Proventricular Dilatation Disease (PDD) is a wasting type disease that can affect and is fatal in captive and free-ranging birds; especially young birds. This disease was first recognized in 1971 and since then has been seen in many species including cockatoos, conures, grey parrots, cockatiels, Eclectus parrots, thick billed Amazons, Blue fronted Amazons, and budgies, as well as macaws. This disease is thought to be caused by a virus and can be passed on to other birds, but not humans. It is also known as Proventricular Dilatation Syndrome, Neuropathic Gastric Dilatation, or Macaw Wasting Disease.
Personal page that discusses the author's strategies for dealing with proventricular dilatation disease.
Old World Aviaries: Resolution of Clinical Proventricular Dilatation Disease by Cycloogenase 2 Inhibition
Report that highlights important research advancements into the cause and nature of PDD (Myenteric Ganglioneuritis, or Macaw Wasting Disease) in pet birds.
Peripheral Neuritis in Psittacine Birds with Proventricular Dilatation Disease
Study to evaluate the extent of central nervous system and peripheral nervous system involvement in birds with PDD. From Avian Pathology. [PDF]
Proventricular Dilatation Disease (PDD)
Viral disease originally called macaw wasting syndrome, psittacine wasting syndrome, or neuropathic gastric dilation. Can occur in any psittacine.
Transmission and Virus of Proventricular Dilatation Disease
Study documents experimental transmission of PDD to susceptible birds following inoculation with clarified tissue homogenates from birds with the disease.
Proventricular Dilation Disease: What's New
Article from the Canadian Parrot Symposium.

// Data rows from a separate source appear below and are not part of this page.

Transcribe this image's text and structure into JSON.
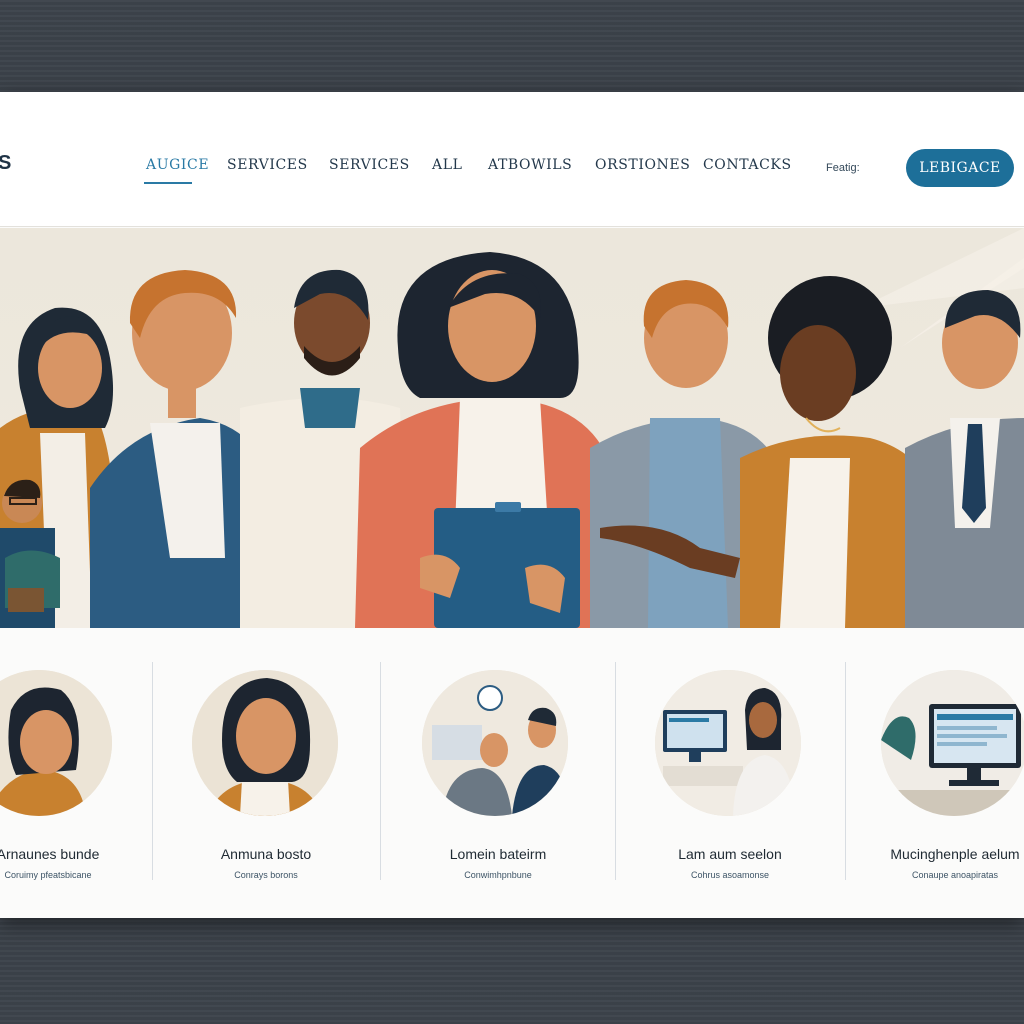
{
  "header": {
    "logo_text": "S",
    "nav": [
      {
        "label": "AUGICE",
        "active": true
      },
      {
        "label": "SERVICES",
        "active": false
      },
      {
        "label": "SERVICES",
        "active": false
      },
      {
        "label": "ALL",
        "active": false
      },
      {
        "label": "ATBOWILS",
        "active": false
      },
      {
        "label": "ORSTIONES",
        "active": false
      },
      {
        "label": "CONTACKS",
        "active": false
      }
    ],
    "feature_text": "Featig:",
    "cta_label": "LEBIGACE"
  },
  "colors": {
    "accent": "#1d6f99",
    "nav_text": "#23384b",
    "hero_bg": "#ece7dc",
    "page_bg": "#3a4149"
  },
  "cards": [
    {
      "title": "Arnaunes bunde",
      "subtitle": "Coruimy pfeatsbicane",
      "image": "woman-portrait"
    },
    {
      "title": "Anmuna bosto",
      "subtitle": "Conrays borons",
      "image": "smiling-woman-portrait"
    },
    {
      "title": "Lomein bateirm",
      "subtitle": "Conwimhpnbune",
      "image": "office-meeting"
    },
    {
      "title": "Lam aum seelon",
      "subtitle": "Cohrus asoamonse",
      "image": "woman-at-computer"
    },
    {
      "title": "Mucinghenple aelum",
      "subtitle": "Conaupe anoapiratas",
      "image": "computer-monitor"
    }
  ]
}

Describes their findings and conditions that might mimic PDD. (November 01, 1998)
Last update:July 28, 2014 at 15:35:03 UTC